Of course, this goes for any partner of a pregnant person, regardless of gender. However, when that partner is a cisgender male (completely incapable of ever experiencing pregnancy, labor, delivery or postpartum life) it's extremely important that they learn how to take a back seat and let their partner drive. Just like the pregnant woman is looking to find someone she can trust when she's at their most vulnerable, the soon-to-be dad needs to learn to trust his partner when he is, perhaps, at his most vulnerable, too. I know, for my partner, it was very difficult for him to relinquish control because he was scared.
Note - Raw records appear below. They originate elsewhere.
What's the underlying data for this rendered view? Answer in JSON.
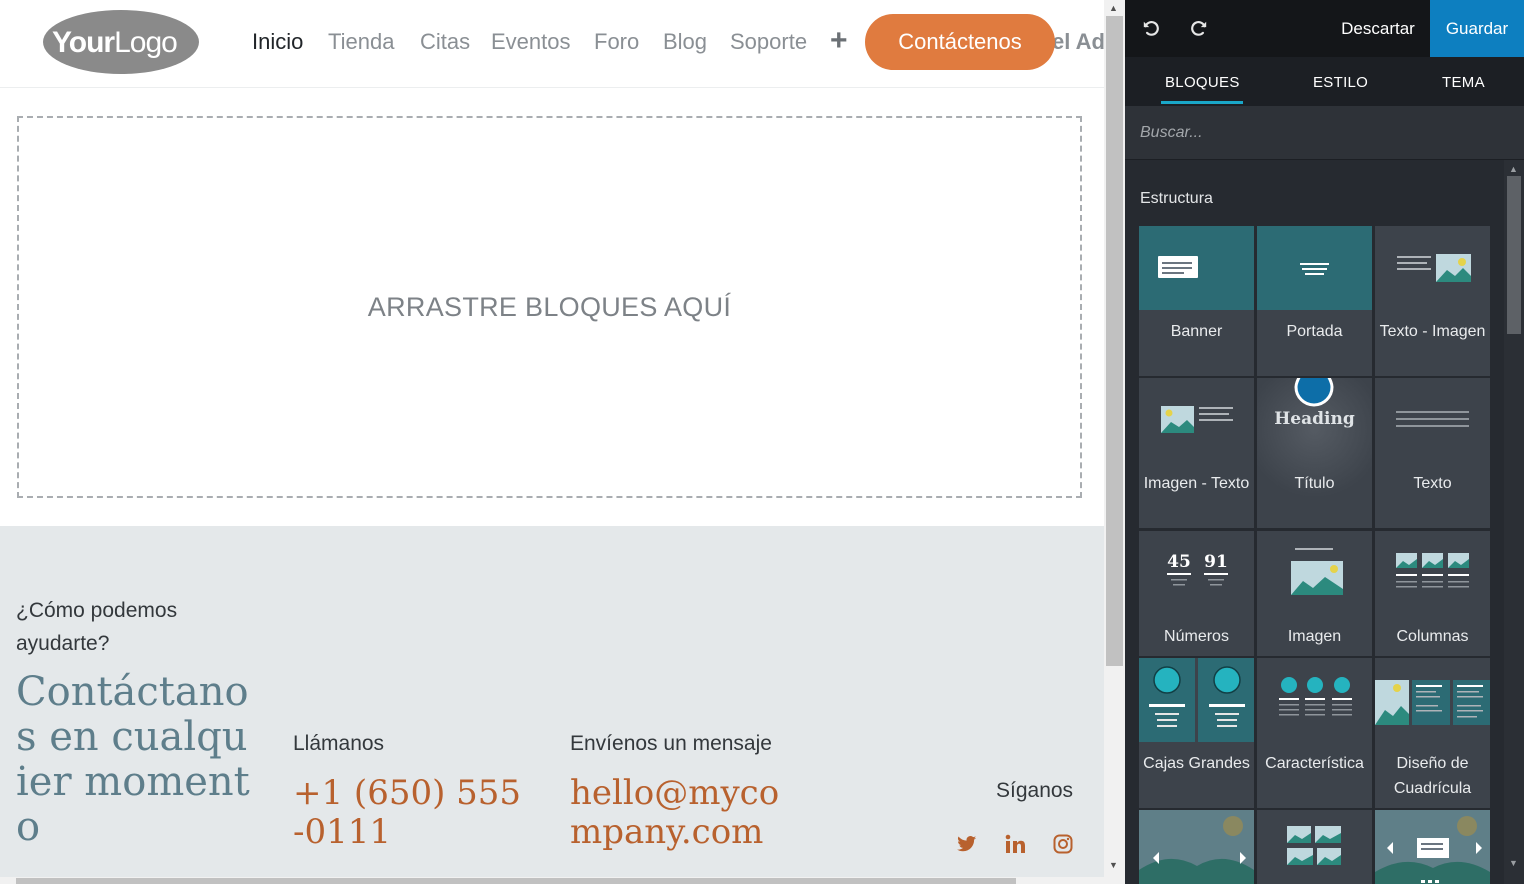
{
  "site": {
    "logo_text": "YourLogo",
    "nav": {
      "items": [
        "Inicio",
        "Tienda",
        "Citas",
        "Eventos",
        "Foro",
        "Blog",
        "Soporte"
      ],
      "cta": "Contáctenos",
      "overflow_text": "el Ad"
    },
    "dropzone_text": "ARRASTRE BLOQUES AQUÍ",
    "footer": {
      "help": "¿Cómo podemos ayudarte?",
      "headline": "Contáctanos en cualquier momento",
      "call_label": "Llámanos",
      "phone": "+1 (650) 555-0111",
      "message_label": "Envíenos un mensaje",
      "email": "hello@mycompany.com",
      "follow_label": "Síganos",
      "social": [
        "twitter-icon",
        "linkedin-icon",
        "instagram-icon"
      ]
    }
  },
  "editor": {
    "discard": "Descartar",
    "save": "Guardar",
    "tabs": [
      "BLOQUES",
      "ESTILO",
      "TEMA"
    ],
    "active_tab": "BLOQUES",
    "search_placeholder": "Buscar...",
    "section": "Estructura",
    "heading_thumb_text": "Heading",
    "numbers_thumb": [
      "45",
      "91"
    ],
    "blocks": [
      "Banner",
      "Portada",
      "Texto - Imagen",
      "Imagen - Texto",
      "Título",
      "Texto",
      "Números",
      "Imagen",
      "Columnas",
      "Cajas Grandes",
      "Característica",
      "Diseño de Cuadrícula"
    ]
  },
  "colors": {
    "cta": "#e07b3f",
    "save": "#0d7fc0",
    "tab_accent": "#1aa7c8",
    "link": "#b8612e",
    "headline": "#5e7e8b"
  }
}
Two people he cared the most about in the entire world were going to be in the hands of someone else and that person was going to be responsible for our continued health. That's not easy, I am sure. Still, how I felt about my OB-GYN is what mattered most, and my partner knew that if I trusted and felt comfortable with my doctor, he could, too.
So, while this decision is best made as a parenting unit and together, if your partner doesn't feel comfortable with your OB, but you do, the final decision should default to the pregnant woman. After all, she is the one who is going to bring another human being into the world, so she should be the one who decides who helps her. With that in mind, here are just a few things about finding your obstetrician that a dad just doesn't get a say in. Sometimes, gentlemen, being supportive means knowing when to back off.